- "Papua New Guinea National Population and Housing Census 2011: Final figures", Port Moresby PNG National Statistical Office 2014
- Chris Ballard, "La Fabrique de l'histoire", in Isabelle Merle and Michel Naepels, Les Rivages du temps: Histoire et anthropologie du Pacifique, Paris: L'Harmattan, « Cahiers du Pacifique Sud contemporain », 2003, pp. 111-34.
- Lomas, G.C.J. (1998). "The Huli People of Papua New Guinea: A study in sociolinguistic change". Retrieved 2006-06-22.
- Allen, M.R. (1967) Male Cults and Secret Initiations in Melanesia. Cambridge University Press, New York.
- Frankel, S. (1980) "I am a Dying Man: Pathology of Pollution," Culture, Medicine and Psychiatry 4, pp. 95–117.
- Glasse, R. (1974) "Masks of Venery: Symbols of Sex Antagonism in the Papua New Guinea Highlands," Homme 14:2, pp. 79–86; 1968; The Huli of Papua, Mouton and Company, Paris.
- Hage, P. and F. Harary. (1981) "Pollution Beliefs in Highland New Guinea," Man 16, pp. 367–375.
- Lomas, G.C.J. (1998). Huli People of Papua New Guinea
- Meshanko, R. (1985) The Gospel Amongst the Huli, Master's Dissertation, Washington Theological Union, Washington, DC.

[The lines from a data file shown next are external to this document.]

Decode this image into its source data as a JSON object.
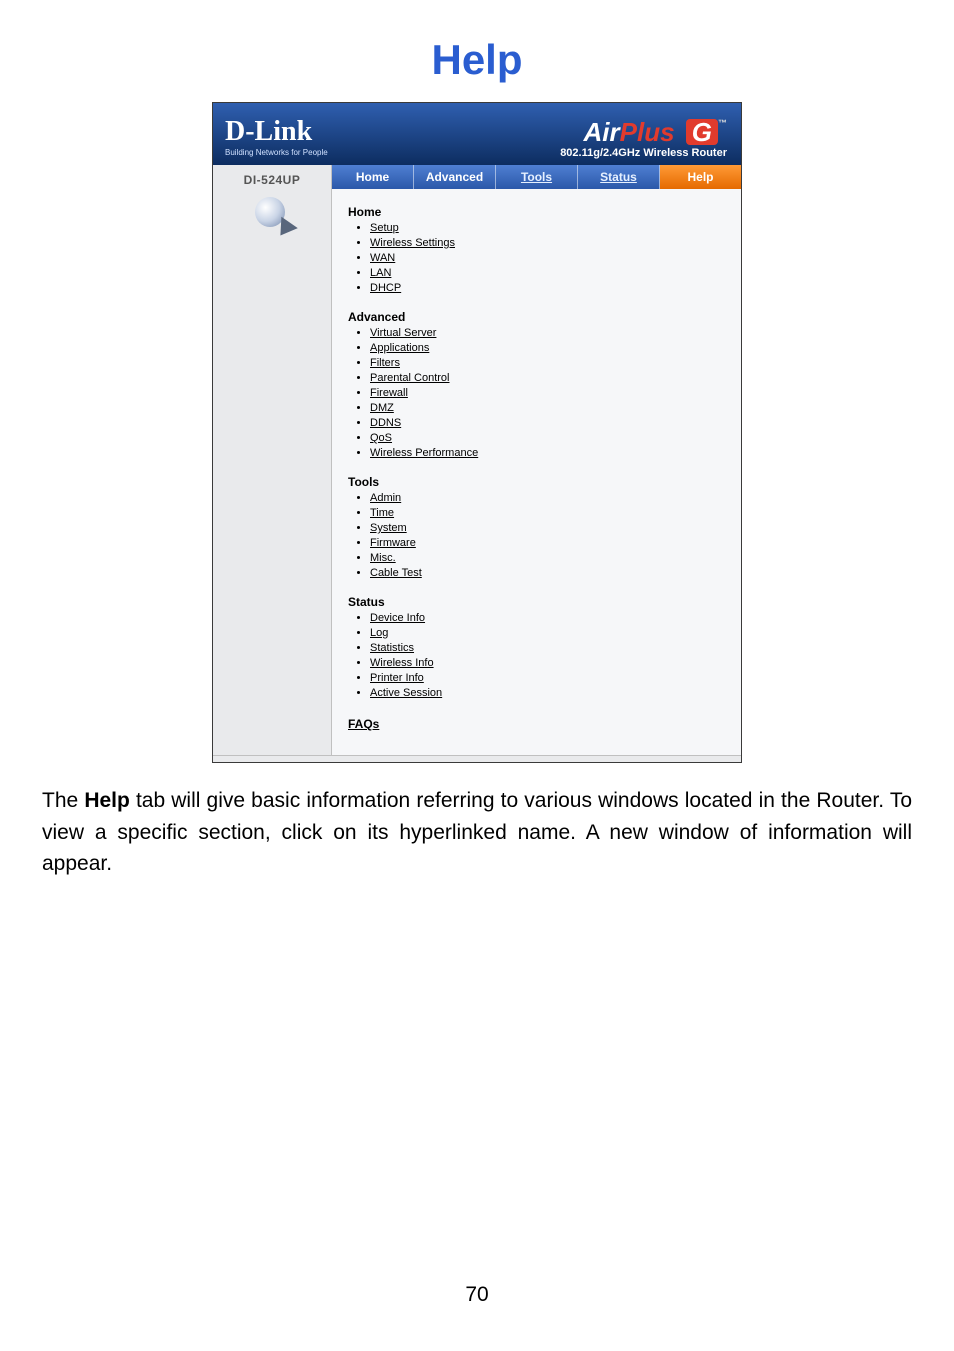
{
  "page": {
    "title": "Help",
    "number": "70",
    "description_pre": "The ",
    "description_bold": "Help",
    "description_post": " tab will give basic information referring to various windows located in the Router. To view a specific section, click on its hyperlinked name. A new window of information will appear."
  },
  "router_ui": {
    "brand": "D-Link",
    "brand_sub": "Building Networks for People",
    "product_air": "Air",
    "product_plus": "Plus ",
    "product_g": "G",
    "product_tm": "™",
    "product_sub": "802.11g/2.4GHz Wireless Router",
    "model": "DI-524UP",
    "tabs": [
      {
        "label": "Home",
        "style": "blue",
        "underline": false
      },
      {
        "label": "Advanced",
        "style": "blue",
        "underline": false
      },
      {
        "label": "Tools",
        "style": "blue",
        "underline": true
      },
      {
        "label": "Status",
        "style": "blue",
        "underline": true
      },
      {
        "label": "Help",
        "style": "orange",
        "underline": false
      }
    ],
    "sections": [
      {
        "title": "Home",
        "items": [
          "Setup",
          "Wireless Settings",
          "WAN",
          "LAN",
          "DHCP"
        ]
      },
      {
        "title": "Advanced",
        "items": [
          "Virtual Server",
          "Applications",
          "Filters",
          "Parental Control",
          "Firewall",
          "DMZ",
          "DDNS",
          "QoS",
          "Wireless Performance"
        ]
      },
      {
        "title": "Tools",
        "items": [
          "Admin",
          "Time",
          "System",
          "Firmware",
          "Misc.",
          "Cable Test"
        ]
      },
      {
        "title": "Status",
        "items": [
          "Device Info",
          "Log",
          "Statistics",
          "Wireless Info",
          "Printer Info",
          "Active Session"
        ]
      }
    ],
    "faqs_label": "FAQs"
  }
}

- Teske, G. (1978) "Christianizing the Sangai," Point 2, pp. 71–102.